Obesity surgery is often the last resort for sufferers
Interventions such as gastric band, gastric gastric or gastric bypass operations for those who are extremely overweight are considered controversial. Nevertheless, the number of interventions against obesity is increasing, and with it the costs for health insurance companies. According to DAK-Gesundheit, expenditure on gastric surgery has more than doubled since 2008. Many doctors advocate therapy as an effective measure against obesity and its dangerous comorbidities and complications.
Costs for surgery due to obesity are borne by health insurance companies with a BMI of 40 or more, according to the Robert Koch Institute (RKI), according to which two thirds of men (67 percent) and more than half of women (53 percent) are overweight in Germany. Around a quarter suffer from severe overweight (obesity). According to the evaluation of health monitoring, women from educationally disadvantaged backgrounds are particularly affected by obesity. The World Health Organization (WHO) defines three levels of severity for obesity: grade one is for a body mass index (BMI) of 30.0 to 34.9, grade two is for a BMI of 35.0 to 39.9, and grade three a BMI of 40.0 or higher. The BMI for normal weight is 18.5 and 24.9.
Gastric band, gastrointestinal or gastric bypass operations are only carried out in cases of severe obesity and are in no way an alternative to a diet. Rather, sufferers usually have numerous diets behind before deciding on such an intervention. The health insurance covers the costs from a BMI of 40. If the patient suffers from concomitant diseases such as diabetes or high blood pressure in addition to being overweight, the operation can also be covered from a BMI of 35. Basically, the health insurance companies only pay if a weight loss attempt under medical supervision has failed, which must include a diet, behavioral training and an exercise program.
Stephan Herpertz from the Clinic for Psychosomatic Medicine and Psychotherapy at the Ruhr University Bochum strongly advises patients against private financing of the operation. In addition to the costs of the intervention, expensive follow-up treatments may be necessary, he explains to the news agency "dpa". "Emergency treatment for complications can quickly ruin money."

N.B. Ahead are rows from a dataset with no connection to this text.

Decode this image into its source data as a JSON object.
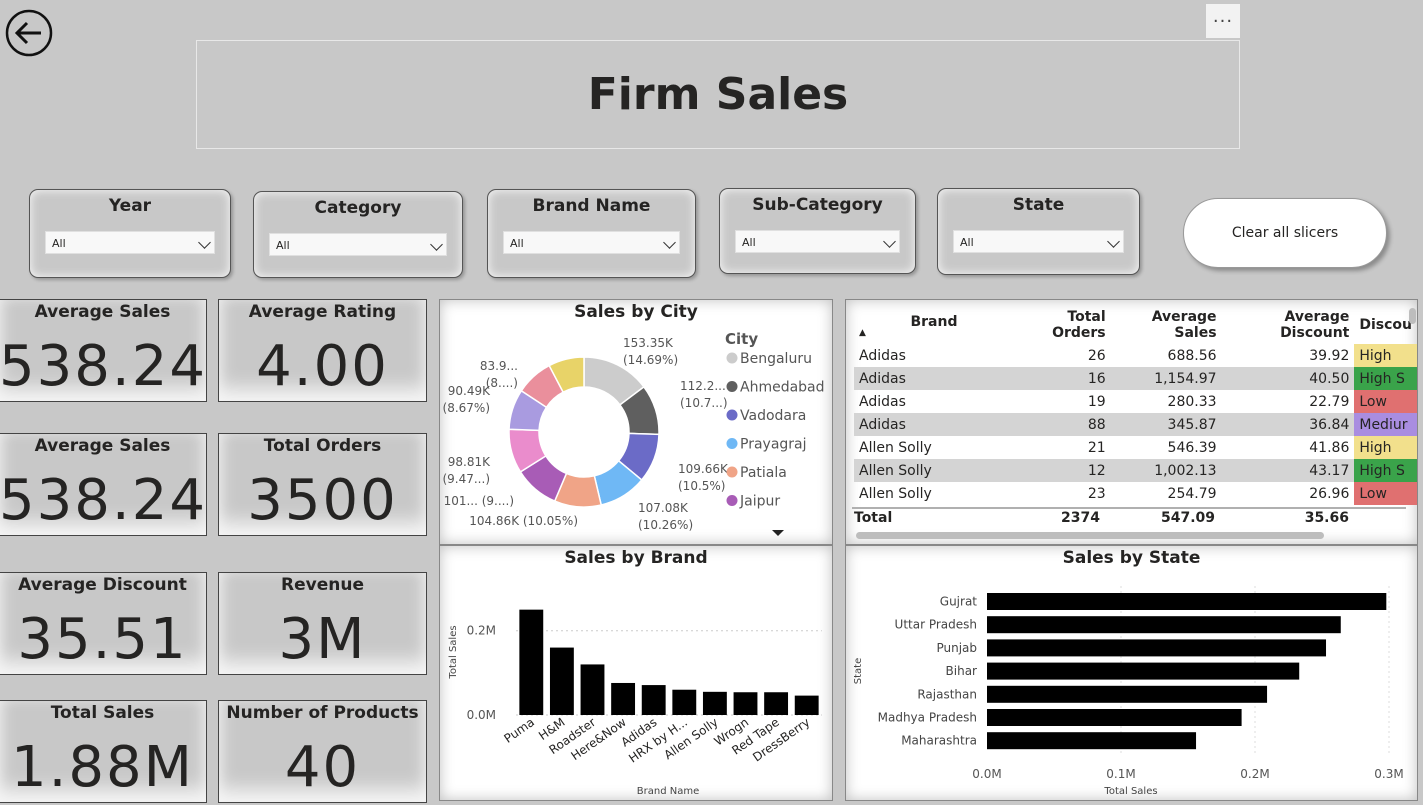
{
  "header": {
    "title": "Firm Sales",
    "more_label": "···"
  },
  "slicers": [
    {
      "title": "Year",
      "value": "All"
    },
    {
      "title": "Category",
      "value": "All"
    },
    {
      "title": "Brand Name",
      "value": "All"
    },
    {
      "title": "Sub-Category",
      "value": "All"
    },
    {
      "title": "State",
      "value": "All"
    }
  ],
  "clear_button": "Clear all slicers",
  "cards": [
    {
      "label": "Average Sales",
      "value": "538.24"
    },
    {
      "label": "Average Rating",
      "value": "4.00"
    },
    {
      "label": "Average Sales",
      "value": "538.24"
    },
    {
      "label": "Total Orders",
      "value": "3500"
    },
    {
      "label": "Average Discount",
      "value": "35.51"
    },
    {
      "label": "Revenue",
      "value": "3M"
    },
    {
      "label": "Total Sales",
      "value": "1.88M"
    },
    {
      "label": "Number of Products",
      "value": "40"
    }
  ],
  "table": {
    "columns": [
      "Brand",
      "Total Orders",
      "Average Sales",
      "Average Discount",
      "Discou"
    ],
    "rows": [
      {
        "brand": "Adidas",
        "orders": "26",
        "avg_sales": "688.56",
        "avg_disc": "39.92",
        "disc": "High",
        "color": "#f2e08c"
      },
      {
        "brand": "Adidas",
        "orders": "16",
        "avg_sales": "1,154.97",
        "avg_disc": "40.50",
        "disc": "High S",
        "color": "#3aa34a"
      },
      {
        "brand": "Adidas",
        "orders": "19",
        "avg_sales": "280.33",
        "avg_disc": "22.79",
        "disc": "Low",
        "color": "#e07070"
      },
      {
        "brand": "Adidas",
        "orders": "88",
        "avg_sales": "345.87",
        "avg_disc": "36.84",
        "disc": "Mediur",
        "color": "#a98de0"
      },
      {
        "brand": "Allen Solly",
        "orders": "21",
        "avg_sales": "546.39",
        "avg_disc": "41.86",
        "disc": "High",
        "color": "#f2e08c"
      },
      {
        "brand": "Allen Solly",
        "orders": "12",
        "avg_sales": "1,002.13",
        "avg_disc": "43.17",
        "disc": "High S",
        "color": "#3aa34a"
      },
      {
        "brand": "Allen Solly",
        "orders": "23",
        "avg_sales": "254.79",
        "avg_disc": "26.96",
        "disc": "Low",
        "color": "#e07070"
      }
    ],
    "total": {
      "label": "Total",
      "orders": "2374",
      "avg_sales": "547.09",
      "avg_disc": "35.66"
    }
  },
  "chart_data": [
    {
      "type": "pie",
      "title": "Sales by City",
      "legend_title": "City",
      "legend": [
        "Bengaluru",
        "Ahmedabad",
        "Vadodara",
        "Prayagraj",
        "Patiala",
        "Jaipur"
      ],
      "slices": [
        {
          "label": "153.35K (14.69%)",
          "value": 153.35,
          "color": "#cccccc"
        },
        {
          "label": "112.2... (10.7...)",
          "value": 112.2,
          "color": "#5f5f5f"
        },
        {
          "label": "109.66K (10.5%)",
          "value": 109.66,
          "color": "#6b6bc7"
        },
        {
          "label": "107.08K (10.26%)",
          "value": 107.08,
          "color": "#6fb8f5"
        },
        {
          "label": "104.86K (10.05%)",
          "value": 104.86,
          "color": "#f0a487"
        },
        {
          "label": "101... (9....)",
          "value": 101,
          "color": "#a85cb6"
        },
        {
          "label": "98.81K (9.47...)",
          "value": 98.81,
          "color": "#ea8ccc"
        },
        {
          "label": "90.49K (8.67%)",
          "value": 90.49,
          "color": "#a99be0"
        },
        {
          "label": "83.9... (8....)",
          "value": 83.9,
          "color": "#ea8f9c"
        },
        {
          "label": "",
          "value": 80,
          "color": "#e8d368"
        }
      ]
    },
    {
      "type": "bar",
      "title": "Sales by Brand",
      "xlabel": "Brand Name",
      "ylabel": "Total Sales",
      "categories": [
        "Puma",
        "H&M",
        "Roadster",
        "Here&Now",
        "Adidas",
        "HRX by H...",
        "Allen Solly",
        "Wrogn",
        "Red Tape",
        "DressBerry"
      ],
      "values": [
        0.25,
        0.16,
        0.12,
        0.076,
        0.071,
        0.06,
        0.055,
        0.054,
        0.054,
        0.046
      ],
      "yticks": [
        "0.0M",
        "0.2M"
      ],
      "ylim": [
        0,
        0.28
      ]
    },
    {
      "type": "bar",
      "orientation": "horizontal",
      "title": "Sales by State",
      "xlabel": "Total Sales",
      "ylabel": "State",
      "categories": [
        "Gujrat",
        "Uttar Pradesh",
        "Punjab",
        "Bihar",
        "Rajasthan",
        "Madhya Pradesh",
        "Maharashtra"
      ],
      "values": [
        0.298,
        0.264,
        0.253,
        0.233,
        0.209,
        0.19,
        0.156
      ],
      "xticks": [
        "0.0M",
        "0.1M",
        "0.2M",
        "0.3M"
      ],
      "xlim": [
        0,
        0.3
      ]
    }
  ]
}
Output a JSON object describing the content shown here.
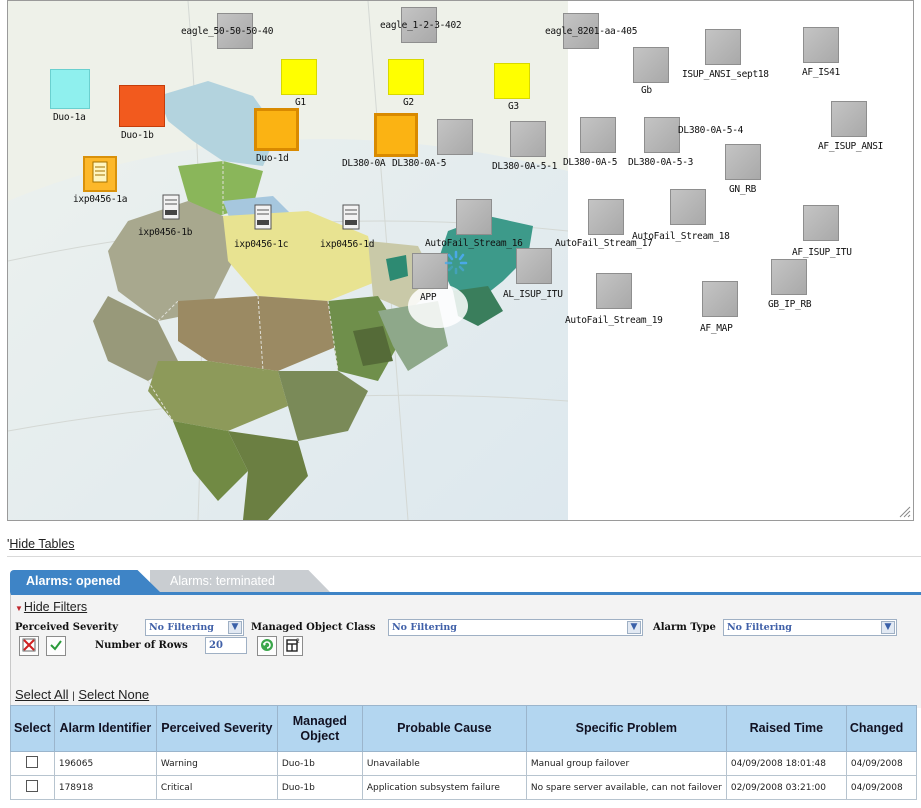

Obesity harbors the risk of dangerous concomitant diseases "Obesity is a fatal disease that can lead to serious concomitant diseases such as diabetes, high blood pressure, stroke and heart attack", says Jürgen Ordemann, head of the Center for Obesity and Metabolic Surgery at the Charité in Berlin "There is hardly a way to get rid of this disease with conventional therapies." While critics speak of a cost explosion and hasty decisions for life-changing operations, Ordemann points out that the increasing number of interventions can be attributed to this that these surgeries were successful and that most other therapies failed in very obese people.
Three Different Procedures for Obesity Surgery In Germany, those who opt for weight loss surgery have the choice between gastric band, gastric gastric bypass and gastric bypass surgery. Together with the attending doctor, the appropriate surgical procedure is selected, which depends on various factors. "There is no general recommendation for a specific procedure," explains the Ordemann. The lifestyle, the extent of overweight, comorbidities and the patient's wishes are decisive.
The gastric band is less effective than the other two methods and is used less and less. However, it can be advantageous to remove the gastric band afterwards. In the other two procedures, the stomach is surgically reduced. In the case of gastric bypass surgery, part of the intestine is also bypassed so that less food can be consumed. "Certain hormones that control hunger and satiety are formed in the stomach itself and are reduced by partial removal," explains Ordemann. "This changes the hunger and satiety mechanisms, which leads to obese people eating less."
Patients with gastrointestinal and especially gastric bypass surgery usually experience the greatest weight loss after the procedure. However, both interventions also result in lifelong check-ups and follow-up care, as well as nutritional supplements with minerals and vitamins.
Patients usually have numerous diets before an operation for obesity. Before an obesity operation is approved by the health insurance company, various doctors have to give their opinions. Family doctor, surgeon, psychotherapist and, if necessary, other specialists must check whether the procedure is promising. Herpertz advises sufferers to contact an obesity center. "This is the best way to ensure that patients receive the comprehensive pre- and post-treatment that is required for such an operation."
Many of these centers want fewer obstacles to obesity surgery for patients. "Most of the patients who come have already been through countless diets," Christine Stier from the Center of Excellence for Obesity and Metabolic Surgery at the Sachsenhausen Hospital in Frankfurt am Main explains to the news agency. "Obesity surgery is not a lifestyle operation, but one crystal-clear therapy, the effectiveness of which has been well proven by studies, "emphasizes Stier. Surgical weight loss could significantly reduce the risk of serious complications such as diabetes, cancer, heart attack and stroke. "Certainly this is not a hundred percent solution, and it is also not the push of a button to make the patient slim," explains the expert. "It is a life-changing procedure that requires a lot of discipline from the patient." (ag)